In conse' uence of the extremely low depth of water t e settled sludge lies very loose andleaves many spaces betweenethe different fibrous and sandy particles through which the incoming water is able to trickle. During the drying operation the sludge remains loose and on account of the shallow depth of water the time required for flowing through these shallow basins is much less than with the usual deep tanks. This is favorable on account of keeping both sewage andsludge fresh. The extending of the sewa and the sludge in a very thin layer is a so favorable for keeping it fresh, because more septic gasesare exposed and evaporated and more ox gen is taken in. The influence of light an air on thesludge during the settling operation is also much stronger owin to the thin layer of water.

These under rained settling basins can be used advantageously in combination with i are precipitated and deposited in a continnaaasia settling tanks of other kinds, for example Imhoff tanks which are already combined with. sludge drying places.

In the drawing in addition to the basins 1 to 6 a settling tank plant K is shown which is connected by a channel X with the sewage channel a and by channel 3 with the sewa e outlet n. The sludge from the tanks is pumped by the pumping station P into the basins 1 to 6 which then become sludge drying places. The sludge drying places can be .put to work as settling basins for a part of the sewage or the whole sewage, if the ordinary settling tanks for tlie time being are overloaded or if they are defective. It may happen, especially in winter, that the deep settling tanks are overloaded with sludge.. At such-atime these underdrained settling basins are sure 'in working because the cannot be damaged by frost. Even hal dried'sludge can be moved on in a frozen state and the basins freed therefrom in a short time.

Thus this apparatus affords a very quick means for settling the sludge and drying it in the same'receptacle whereby putrefaction and the resulting offensive odors therefrom are avoided. w

I claim as my'invention:

1-.1'n a sewage. treating apparatus the combination of a sewage channel, a series of open porous bottomed shallow basins disposed side by side with their adjac ent ends abutting said channel, gates connecting said basins with said channel and one with another, and movable baflle plates in said basins, said shallow basins serving in pairs and in alternation as sludge settling basins and as sludge drying basins, their contents being exposed to light and air during both the settling and the drying operations.
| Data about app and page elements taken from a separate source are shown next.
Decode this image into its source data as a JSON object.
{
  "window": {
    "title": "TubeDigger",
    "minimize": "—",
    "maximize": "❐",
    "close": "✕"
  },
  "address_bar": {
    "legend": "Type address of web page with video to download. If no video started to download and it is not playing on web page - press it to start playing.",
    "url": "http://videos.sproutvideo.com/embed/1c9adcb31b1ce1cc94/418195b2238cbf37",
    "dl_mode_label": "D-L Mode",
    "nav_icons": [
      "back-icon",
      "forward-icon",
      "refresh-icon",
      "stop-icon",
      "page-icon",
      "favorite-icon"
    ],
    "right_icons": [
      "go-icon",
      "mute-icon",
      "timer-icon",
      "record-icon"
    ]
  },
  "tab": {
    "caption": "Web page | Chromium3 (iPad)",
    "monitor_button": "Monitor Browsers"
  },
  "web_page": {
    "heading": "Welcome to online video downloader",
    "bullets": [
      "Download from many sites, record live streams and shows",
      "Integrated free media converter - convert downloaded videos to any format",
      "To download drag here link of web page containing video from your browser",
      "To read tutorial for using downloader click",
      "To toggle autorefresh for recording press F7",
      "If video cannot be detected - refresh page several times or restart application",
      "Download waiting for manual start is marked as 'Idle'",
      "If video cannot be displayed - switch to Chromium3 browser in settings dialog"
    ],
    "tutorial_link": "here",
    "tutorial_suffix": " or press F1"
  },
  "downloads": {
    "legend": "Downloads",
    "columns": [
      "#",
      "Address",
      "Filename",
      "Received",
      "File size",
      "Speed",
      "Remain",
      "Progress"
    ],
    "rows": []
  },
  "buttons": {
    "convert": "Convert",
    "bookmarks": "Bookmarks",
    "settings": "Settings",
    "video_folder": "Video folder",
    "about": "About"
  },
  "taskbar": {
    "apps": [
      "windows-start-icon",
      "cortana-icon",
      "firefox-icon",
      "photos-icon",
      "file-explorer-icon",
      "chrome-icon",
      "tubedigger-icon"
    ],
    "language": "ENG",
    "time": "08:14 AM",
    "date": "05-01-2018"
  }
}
2. In a sewage treating apparatus the combination of a sewage channel, a series of open porous bottomed shallow basins dis osed side by side with their adjacent en s abutting said channel, gates connecting said basins with said channel and one with another, and movable baflle plates in said basins, a drain ditch, and stoppered drain pipes connecting said shallow basins underneath their orous bottom with said drain ditch, said s allow basins servingin pairs and in alternation as sludge settling basins and as sludge drying basins, their contents being exposed to light and air during both the settling and the drying operations.

In testimony that I claim'the foregoing as my invention, I have signed my name in presence of two subscribing witnesses.

KARL IMHOFF. Witnesses:

JOHANN Tnnzormmz, N. DUNes.

Referenced by
Citing PatentFiling datePublication dateApplicantTitle
US3282436 *Jun 17, 1963Nov 1, 1966Industrikemiska AbCombined by-pass and/or distribution sediment-thickening unit for sewage purificationplants
US4997562 *Mar 6, 1989Mar 5, 1991Warner Lloyd SMulti-chambered septic tank with elongated partition crossover conduits
Classifications
U.S. Classification210/299, 210/294, 210/532.1
International ClassificationC02F11/16
Cooperative ClassificationC02F11/16
European ClassificationC02F11/16